** Opening DATA LISTING block **

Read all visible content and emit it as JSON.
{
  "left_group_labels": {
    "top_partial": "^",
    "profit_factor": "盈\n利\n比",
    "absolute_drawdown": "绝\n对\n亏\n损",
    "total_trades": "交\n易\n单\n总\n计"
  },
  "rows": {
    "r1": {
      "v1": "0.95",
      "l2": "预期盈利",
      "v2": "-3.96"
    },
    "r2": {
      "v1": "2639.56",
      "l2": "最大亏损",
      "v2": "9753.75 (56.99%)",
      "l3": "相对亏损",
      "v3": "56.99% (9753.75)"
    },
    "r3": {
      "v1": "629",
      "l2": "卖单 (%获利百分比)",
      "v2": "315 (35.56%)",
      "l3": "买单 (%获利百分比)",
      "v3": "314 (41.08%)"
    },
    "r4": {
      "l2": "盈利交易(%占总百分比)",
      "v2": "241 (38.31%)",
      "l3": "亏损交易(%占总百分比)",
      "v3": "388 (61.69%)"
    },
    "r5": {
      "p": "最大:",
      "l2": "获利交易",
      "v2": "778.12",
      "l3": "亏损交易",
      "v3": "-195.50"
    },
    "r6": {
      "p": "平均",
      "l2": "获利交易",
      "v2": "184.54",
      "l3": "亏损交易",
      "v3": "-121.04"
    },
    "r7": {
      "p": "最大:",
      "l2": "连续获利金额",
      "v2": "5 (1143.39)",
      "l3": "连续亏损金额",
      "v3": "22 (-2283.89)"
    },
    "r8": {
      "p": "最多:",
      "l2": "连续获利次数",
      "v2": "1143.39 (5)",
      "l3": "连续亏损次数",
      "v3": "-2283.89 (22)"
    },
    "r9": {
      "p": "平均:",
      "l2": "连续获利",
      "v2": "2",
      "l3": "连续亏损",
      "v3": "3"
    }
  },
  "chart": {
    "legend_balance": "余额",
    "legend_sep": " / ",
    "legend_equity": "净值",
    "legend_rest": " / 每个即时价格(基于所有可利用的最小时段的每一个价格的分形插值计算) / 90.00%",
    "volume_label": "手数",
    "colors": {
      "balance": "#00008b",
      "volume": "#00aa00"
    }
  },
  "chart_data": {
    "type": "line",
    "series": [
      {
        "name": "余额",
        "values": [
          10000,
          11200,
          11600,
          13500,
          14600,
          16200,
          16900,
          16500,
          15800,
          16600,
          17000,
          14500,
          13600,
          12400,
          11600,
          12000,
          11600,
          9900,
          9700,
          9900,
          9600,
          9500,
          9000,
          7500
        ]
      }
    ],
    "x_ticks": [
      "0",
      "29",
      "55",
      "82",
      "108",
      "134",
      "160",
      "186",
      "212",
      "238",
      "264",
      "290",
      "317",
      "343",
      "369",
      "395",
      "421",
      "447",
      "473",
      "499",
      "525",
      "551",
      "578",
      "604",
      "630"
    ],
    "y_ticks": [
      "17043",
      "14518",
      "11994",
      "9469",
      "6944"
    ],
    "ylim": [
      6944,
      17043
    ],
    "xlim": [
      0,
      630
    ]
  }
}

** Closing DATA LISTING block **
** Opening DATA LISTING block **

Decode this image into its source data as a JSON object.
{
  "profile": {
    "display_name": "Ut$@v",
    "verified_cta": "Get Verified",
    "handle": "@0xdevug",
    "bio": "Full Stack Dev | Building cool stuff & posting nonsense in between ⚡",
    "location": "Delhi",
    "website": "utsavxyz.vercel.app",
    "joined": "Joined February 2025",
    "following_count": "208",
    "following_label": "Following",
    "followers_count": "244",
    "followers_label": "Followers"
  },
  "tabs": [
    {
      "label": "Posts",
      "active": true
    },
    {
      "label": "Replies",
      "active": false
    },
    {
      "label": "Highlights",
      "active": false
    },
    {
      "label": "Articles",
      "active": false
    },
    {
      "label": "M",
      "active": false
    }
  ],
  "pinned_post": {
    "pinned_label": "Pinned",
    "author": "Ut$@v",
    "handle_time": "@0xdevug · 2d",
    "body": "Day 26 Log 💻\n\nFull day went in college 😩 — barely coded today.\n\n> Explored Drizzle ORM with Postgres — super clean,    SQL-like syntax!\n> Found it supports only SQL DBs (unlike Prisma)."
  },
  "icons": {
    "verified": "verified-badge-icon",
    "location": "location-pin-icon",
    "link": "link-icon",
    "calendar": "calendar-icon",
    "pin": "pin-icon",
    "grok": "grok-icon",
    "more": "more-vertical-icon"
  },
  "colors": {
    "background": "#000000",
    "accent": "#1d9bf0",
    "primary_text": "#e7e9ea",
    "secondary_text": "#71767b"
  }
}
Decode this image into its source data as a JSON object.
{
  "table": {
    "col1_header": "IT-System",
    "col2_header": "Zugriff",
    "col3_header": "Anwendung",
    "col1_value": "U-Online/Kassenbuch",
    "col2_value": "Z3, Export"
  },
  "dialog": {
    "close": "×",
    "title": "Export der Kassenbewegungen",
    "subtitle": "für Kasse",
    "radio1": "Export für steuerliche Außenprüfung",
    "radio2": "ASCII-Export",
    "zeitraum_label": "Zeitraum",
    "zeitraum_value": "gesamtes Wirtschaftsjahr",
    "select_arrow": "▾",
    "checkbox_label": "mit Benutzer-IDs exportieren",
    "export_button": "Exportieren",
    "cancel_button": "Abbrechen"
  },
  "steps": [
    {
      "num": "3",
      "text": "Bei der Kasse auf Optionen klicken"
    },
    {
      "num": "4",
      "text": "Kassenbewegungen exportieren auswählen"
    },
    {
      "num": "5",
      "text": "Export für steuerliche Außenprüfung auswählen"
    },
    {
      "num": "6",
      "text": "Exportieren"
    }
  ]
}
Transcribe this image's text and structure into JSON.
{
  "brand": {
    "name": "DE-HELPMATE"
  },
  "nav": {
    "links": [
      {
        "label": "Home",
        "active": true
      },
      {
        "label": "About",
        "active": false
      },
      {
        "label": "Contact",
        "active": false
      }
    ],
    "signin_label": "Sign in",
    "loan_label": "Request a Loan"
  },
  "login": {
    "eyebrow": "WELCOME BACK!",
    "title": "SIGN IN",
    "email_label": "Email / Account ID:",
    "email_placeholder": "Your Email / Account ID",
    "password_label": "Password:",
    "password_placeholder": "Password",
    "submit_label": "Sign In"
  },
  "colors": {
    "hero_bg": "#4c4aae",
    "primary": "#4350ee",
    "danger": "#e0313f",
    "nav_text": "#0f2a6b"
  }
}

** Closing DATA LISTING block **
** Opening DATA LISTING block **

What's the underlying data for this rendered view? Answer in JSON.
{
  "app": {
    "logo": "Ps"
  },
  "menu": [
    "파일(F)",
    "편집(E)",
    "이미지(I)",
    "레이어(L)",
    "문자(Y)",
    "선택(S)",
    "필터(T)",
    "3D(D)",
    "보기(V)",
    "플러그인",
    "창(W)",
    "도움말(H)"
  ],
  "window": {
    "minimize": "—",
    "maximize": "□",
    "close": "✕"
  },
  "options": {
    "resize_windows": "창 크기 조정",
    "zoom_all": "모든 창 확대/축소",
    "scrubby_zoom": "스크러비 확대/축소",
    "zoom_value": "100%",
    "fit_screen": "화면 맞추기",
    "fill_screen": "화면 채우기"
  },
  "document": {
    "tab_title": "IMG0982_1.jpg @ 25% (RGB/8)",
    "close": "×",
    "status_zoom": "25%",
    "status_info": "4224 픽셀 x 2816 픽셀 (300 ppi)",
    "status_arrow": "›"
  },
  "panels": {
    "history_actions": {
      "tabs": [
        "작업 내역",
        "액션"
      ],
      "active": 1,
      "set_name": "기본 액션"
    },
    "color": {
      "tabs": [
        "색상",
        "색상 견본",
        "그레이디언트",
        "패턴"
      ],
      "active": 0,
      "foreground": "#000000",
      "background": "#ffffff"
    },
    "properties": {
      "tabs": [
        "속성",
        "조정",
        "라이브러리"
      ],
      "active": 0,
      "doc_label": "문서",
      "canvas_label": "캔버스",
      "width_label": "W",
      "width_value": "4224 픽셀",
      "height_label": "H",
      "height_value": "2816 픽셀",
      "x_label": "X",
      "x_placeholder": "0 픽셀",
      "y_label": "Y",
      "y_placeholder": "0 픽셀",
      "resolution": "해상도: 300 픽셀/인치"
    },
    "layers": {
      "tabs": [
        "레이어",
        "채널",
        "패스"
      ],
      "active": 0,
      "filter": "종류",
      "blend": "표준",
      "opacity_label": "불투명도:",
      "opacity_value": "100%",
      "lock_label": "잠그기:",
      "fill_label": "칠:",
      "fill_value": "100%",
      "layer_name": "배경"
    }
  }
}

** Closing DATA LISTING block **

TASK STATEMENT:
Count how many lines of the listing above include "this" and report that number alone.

EXERCISE SOLUTION:
4